3. CCM Super Tacks AS3 Pro Grip Junior
- Best for: Players who want incredibly powerful shots and passes.
- Material: A composite stick with Nanolite carbon layering.
- Kick Point: High
- Flex: 50
If your child is a youth player who plays on defense or prefers to take clappers from the blue line than wristers from the point, this is the stick for them. With its high kick point, this stick can produce some truly blistering shots and passes, with great accuracy to boot.
The stick is very stable while remaining light enough to comfortably hoist all game long. The carbon layering technology used helps to provide a very strong stick that will stand up to anything you throw at it.
The shape of the stick also helps aid in power as it is optimized for a very firm grip. Controlling your shot will also be easy, thanks to the stiff lightweight blade. This blade also helps to ensure you get the optimal amount of energy transfer to send the puck to the back of the net.
The stick is great but is certainly more expensive than other youth and junior sticks on the market, which can be seen as a downside to some. If you are comfortable with the cost, however, it is a solid option.
4. Sher-Wood 5030 Heritage Junior
- Best for: Those who prefer a wooden stick.
- Material: Aspen core, with fiberglass and white ash blade.
- Kick Point: Low to mid
- Flex: 55
While many players today have fully made the switch to composite sticks, there are still plenty of high-quality wooden sticks being manufactured and sold. A good example is the 5030 Heritage. This stick is a classic in every sense of the word and provides great reliability and stability.

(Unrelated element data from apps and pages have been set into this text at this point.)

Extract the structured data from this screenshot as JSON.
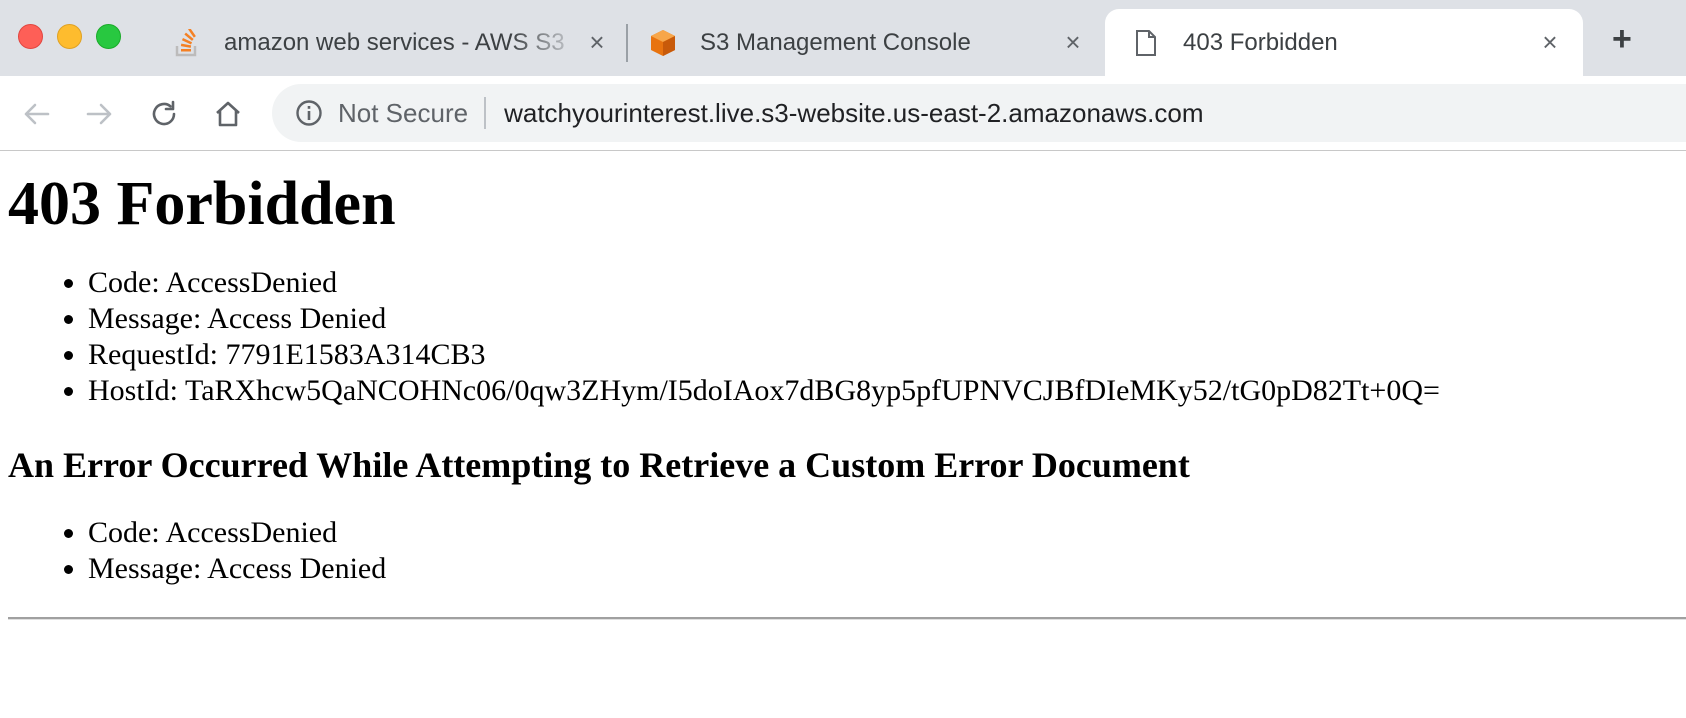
{
  "browser": {
    "tabs": [
      {
        "title": "amazon web services - AWS S3",
        "favicon": "stackoverflow-icon",
        "active": false
      },
      {
        "title": "S3 Management Console",
        "favicon": "aws-s3-icon",
        "active": false
      },
      {
        "title": "403 Forbidden",
        "favicon": "document-icon",
        "active": true
      }
    ],
    "new_tab_label": "+",
    "close_label": "×",
    "security_label": "Not Secure",
    "url": "watchyourinterest.live.s3-website.us-east-2.amazonaws.com",
    "colors": {
      "tabbar": "#dee1e6",
      "omnibox": "#f1f3f4",
      "close_red": "#fe5f57",
      "minimize_yellow": "#febc2e",
      "zoom_green": "#28c840"
    }
  },
  "page": {
    "heading": "403 Forbidden",
    "details": [
      "Code: AccessDenied",
      "Message: Access Denied",
      "RequestId: 7791E1583A314CB3",
      "HostId: TaRXhcw5QaNCOHNc06/0qw3ZHym/I5doIAox7dBG8yp5pfUPNVCJBfDIeMKy52/tG0pD82Tt+0Q="
    ],
    "subheading": "An Error Occurred While Attempting to Retrieve a Custom Error Document",
    "error_details": [
      "Code: AccessDenied",
      "Message: Access Denied"
    ]
  }
}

The stick is very affordable, light, well-built, and is coated with multi-layer birch lamination. Many players also swear by the puck feel offered by wooden sticks and they can make everything from stickhandling to receiving passes very comfortable.
One unfortunate downside of this stick is that it can chip if not taped up correctly. Also, players may have trouble generating the same power on shots with a wooden stick when compared to a more modern composite option.
Best Youth/Junior Hockey Stick: What to Look For
If you are looking for a great junior hockey stick, here are a few things to keep in mind when deciding which one to buy.
The first thing to consider when buying any hockey stick is the size. If you try to use a stick that is the wrong size, it can make things much more challenging. In general, if you put the blade of the stick on the ground parallel to your body, the end should reach your nose.
Some sticks can be cut and customized, but it is often easier to simply ensure you get one that is the right size. Of course, some players prefer a slightly longer or slightly shorter stick as well, it all depends on your unique preferences.
The flex of a stick is another thing to look at. The flex of a stick will impact how much the stick will bend (or flex) when taking a shot. The more flexible a stick and blade, the more accuracy and power your shots and passes will have.
The flex can also help with the puck feel of a stick, which is very important. Most sticks will have a number (70, 85, or a variety of others), that will indicate the flex of the stick. The lower the number, the more flexible the stick will be.
An often-underrated part of hockey stick shopping is looking at the kick point. The kick point of the stick is essentially where the stick will bend when it is flexed. A stick can have a high, mid, or low kick point, and the right option for you depends on your playing style.
Players who play on defense and value powerful shots from further away will generally want to use a high kick point. However, if you are a player who values quick shots and agile passes, a lower kick point will generally work better for your skillset.
My top pick for youth/junior hockey stick is the Warrior Alpha DX Pro Grip Junior. It features a medium kick point, is incredibly versatile, and is very light. The control and grip of the stick are also great, and the overall performance is great for the price.About Kale